They're big shoes to fill. But some names are already being floated as potential successors. Let's look at some of the next would-be after-hours kings and queens.
The Scotsman, 51, would be a logical candidate, as he's been hosting The Late Late Show, which airs after Letterman on CBS, since 2005. Ferguson has seemed conflicted at times about the 11:35 slot, saying in 2009: "I don't know if I want to be any more famous than I am now."
It could be perfect timing for Handler, 39, who is ending her eight-year run as host of E!'s Chelsea Lately this coming December. Her manager said this week that she's actively looking for another gig, and is open to late night.
PEOPLE TV critic Tom Gliatto says, "My ideal choice would be Stephen Colbert from Comedy Central's Colbert Report: incredibly funny, self-effacing, charming, intelligent – someone who seems to function as an actual human being (that is, who's like the viewer) and not just as a comedian who would kill to host a talk show or the next big entertainment gig. Plus, he might be tired of the political persona he created for Report."
Nikki Finke of Deadline Hollywood claims the job is Colbert's to lose.
Tina Fey and Amy Poehler
Here's an idea: Not one host but two. Fey, 43, and Poehler, 42, have been the perfect pair as Golden Globes hosts. They could follow former SNL castmate Jimmy Fallon into the talk-show game – perhaps hosting on alternating nights so they can still pursue their acting careers.
Neil Patrick Harris
The actor, 40, has more time now that How I Met Your Mother has wrapped up after almost a decade. He's no stranger to hosting, either, having emceed the Tony Awards and the Emmy Awards multiple times with great success.

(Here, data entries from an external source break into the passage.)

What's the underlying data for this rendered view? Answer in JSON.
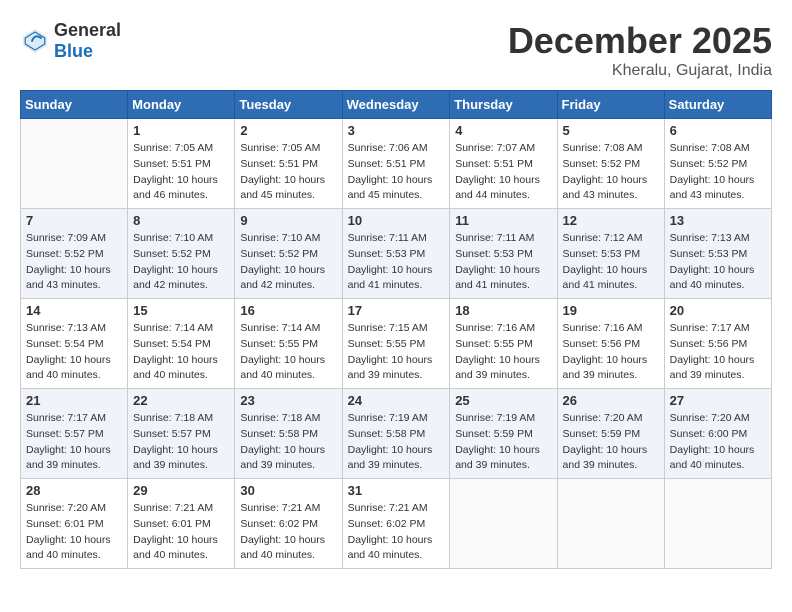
{
  "header": {
    "logo_general": "General",
    "logo_blue": "Blue",
    "month_year": "December 2025",
    "location": "Kheralu, Gujarat, India"
  },
  "days_of_week": [
    "Sunday",
    "Monday",
    "Tuesday",
    "Wednesday",
    "Thursday",
    "Friday",
    "Saturday"
  ],
  "weeks": [
    [
      {
        "day": "",
        "info": ""
      },
      {
        "day": "1",
        "info": "Sunrise: 7:05 AM\nSunset: 5:51 PM\nDaylight: 10 hours\nand 46 minutes."
      },
      {
        "day": "2",
        "info": "Sunrise: 7:05 AM\nSunset: 5:51 PM\nDaylight: 10 hours\nand 45 minutes."
      },
      {
        "day": "3",
        "info": "Sunrise: 7:06 AM\nSunset: 5:51 PM\nDaylight: 10 hours\nand 45 minutes."
      },
      {
        "day": "4",
        "info": "Sunrise: 7:07 AM\nSunset: 5:51 PM\nDaylight: 10 hours\nand 44 minutes."
      },
      {
        "day": "5",
        "info": "Sunrise: 7:08 AM\nSunset: 5:52 PM\nDaylight: 10 hours\nand 43 minutes."
      },
      {
        "day": "6",
        "info": "Sunrise: 7:08 AM\nSunset: 5:52 PM\nDaylight: 10 hours\nand 43 minutes."
      }
    ],
    [
      {
        "day": "7",
        "info": "Sunrise: 7:09 AM\nSunset: 5:52 PM\nDaylight: 10 hours\nand 43 minutes."
      },
      {
        "day": "8",
        "info": "Sunrise: 7:10 AM\nSunset: 5:52 PM\nDaylight: 10 hours\nand 42 minutes."
      },
      {
        "day": "9",
        "info": "Sunrise: 7:10 AM\nSunset: 5:52 PM\nDaylight: 10 hours\nand 42 minutes."
      },
      {
        "day": "10",
        "info": "Sunrise: 7:11 AM\nSunset: 5:53 PM\nDaylight: 10 hours\nand 41 minutes."
      },
      {
        "day": "11",
        "info": "Sunrise: 7:11 AM\nSunset: 5:53 PM\nDaylight: 10 hours\nand 41 minutes."
      },
      {
        "day": "12",
        "info": "Sunrise: 7:12 AM\nSunset: 5:53 PM\nDaylight: 10 hours\nand 41 minutes."
      },
      {
        "day": "13",
        "info": "Sunrise: 7:13 AM\nSunset: 5:53 PM\nDaylight: 10 hours\nand 40 minutes."
      }
    ],
    [
      {
        "day": "14",
        "info": "Sunrise: 7:13 AM\nSunset: 5:54 PM\nDaylight: 10 hours\nand 40 minutes."
      },
      {
        "day": "15",
        "info": "Sunrise: 7:14 AM\nSunset: 5:54 PM\nDaylight: 10 hours\nand 40 minutes."
      },
      {
        "day": "16",
        "info": "Sunrise: 7:14 AM\nSunset: 5:55 PM\nDaylight: 10 hours\nand 40 minutes."
      },
      {
        "day": "17",
        "info": "Sunrise: 7:15 AM\nSunset: 5:55 PM\nDaylight: 10 hours\nand 39 minutes."
      },
      {
        "day": "18",
        "info": "Sunrise: 7:16 AM\nSunset: 5:55 PM\nDaylight: 10 hours\nand 39 minutes."
      },
      {
        "day": "19",
        "info": "Sunrise: 7:16 AM\nSunset: 5:56 PM\nDaylight: 10 hours\nand 39 minutes."
      },
      {
        "day": "20",
        "info": "Sunrise: 7:17 AM\nSunset: 5:56 PM\nDaylight: 10 hours\nand 39 minutes."
      }
    ],
    [
      {
        "day": "21",
        "info": "Sunrise: 7:17 AM\nSunset: 5:57 PM\nDaylight: 10 hours\nand 39 minutes."
      },
      {
        "day": "22",
        "info": "Sunrise: 7:18 AM\nSunset: 5:57 PM\nDaylight: 10 hours\nand 39 minutes."
      },
      {
        "day": "23",
        "info": "Sunrise: 7:18 AM\nSunset: 5:58 PM\nDaylight: 10 hours\nand 39 minutes."
      },
      {
        "day": "24",
        "info": "Sunrise: 7:19 AM\nSunset: 5:58 PM\nDaylight: 10 hours\nand 39 minutes."
      },
      {
        "day": "25",
        "info": "Sunrise: 7:19 AM\nSunset: 5:59 PM\nDaylight: 10 hours\nand 39 minutes."
      },
      {
        "day": "26",
        "info": "Sunrise: 7:20 AM\nSunset: 5:59 PM\nDaylight: 10 hours\nand 39 minutes."
      },
      {
        "day": "27",
        "info": "Sunrise: 7:20 AM\nSunset: 6:00 PM\nDaylight: 10 hours\nand 40 minutes."
      }
    ],
    [
      {
        "day": "28",
        "info": "Sunrise: 7:20 AM\nSunset: 6:01 PM\nDaylight: 10 hours\nand 40 minutes."
      },
      {
        "day": "29",
        "info": "Sunrise: 7:21 AM\nSunset: 6:01 PM\nDaylight: 10 hours\nand 40 minutes."
      },
      {
        "day": "30",
        "info": "Sunrise: 7:21 AM\nSunset: 6:02 PM\nDaylight: 10 hours\nand 40 minutes."
      },
      {
        "day": "31",
        "info": "Sunrise: 7:21 AM\nSunset: 6:02 PM\nDaylight: 10 hours\nand 40 minutes."
      },
      {
        "day": "",
        "info": ""
      },
      {
        "day": "",
        "info": ""
      },
      {
        "day": "",
        "info": ""
      }
    ]
  ]
}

Another accomplished host – of her own talk show since 2003, and of the Academy Awards twice as well as the Emmys once – DeGeneres would be a fantastic get for CBS. Still, she's got a pretty good day job as it is.

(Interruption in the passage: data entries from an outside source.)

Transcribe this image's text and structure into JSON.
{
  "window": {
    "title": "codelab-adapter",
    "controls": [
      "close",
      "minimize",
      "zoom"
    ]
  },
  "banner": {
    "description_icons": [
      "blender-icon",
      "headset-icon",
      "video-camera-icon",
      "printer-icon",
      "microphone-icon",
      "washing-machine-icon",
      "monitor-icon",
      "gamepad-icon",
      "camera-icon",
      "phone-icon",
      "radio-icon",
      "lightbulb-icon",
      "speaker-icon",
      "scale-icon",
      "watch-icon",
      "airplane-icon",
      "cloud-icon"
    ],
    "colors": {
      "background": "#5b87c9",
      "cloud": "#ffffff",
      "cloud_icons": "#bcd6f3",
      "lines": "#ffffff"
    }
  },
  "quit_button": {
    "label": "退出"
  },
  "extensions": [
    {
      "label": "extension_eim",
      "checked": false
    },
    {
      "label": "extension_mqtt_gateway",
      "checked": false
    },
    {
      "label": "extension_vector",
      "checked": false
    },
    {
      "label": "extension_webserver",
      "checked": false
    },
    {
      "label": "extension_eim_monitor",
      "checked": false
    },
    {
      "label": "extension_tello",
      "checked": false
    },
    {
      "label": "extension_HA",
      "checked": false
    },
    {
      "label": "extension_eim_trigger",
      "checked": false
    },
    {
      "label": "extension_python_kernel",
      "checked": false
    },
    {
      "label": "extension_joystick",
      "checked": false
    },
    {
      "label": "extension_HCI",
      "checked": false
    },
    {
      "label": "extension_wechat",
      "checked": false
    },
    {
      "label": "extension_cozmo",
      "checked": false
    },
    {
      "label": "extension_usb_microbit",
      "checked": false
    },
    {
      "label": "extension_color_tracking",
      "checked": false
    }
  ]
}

No stranger to late night, O'Brien, 50, once had Letterman's old 12:35 p.m. time slot at NBC before famously having a brief, ill-fated run on The Tonight Show. Now with his own late-night show at TBS, would he want to brave the networks again?
The comedian, 50, had a three-episode arc on his FX show Louie in which his character mistakenly believed he'd been asked to replace Letterman. Could life imitate art?
The comedian and former eponymous sitcom superstar, 59, has been chugging along nicely with his Emmy-nominated web series, Comedians in Cars Getting Coffee.
Anyone named Jimmy?
Jimmy Kimmel and Jimmy Fallon have the other two big 11:35 p.m. slots filled. Anyone talked to Jimmy Smits lately?
Now, your turn: Who do you think should get the job? Tell us below.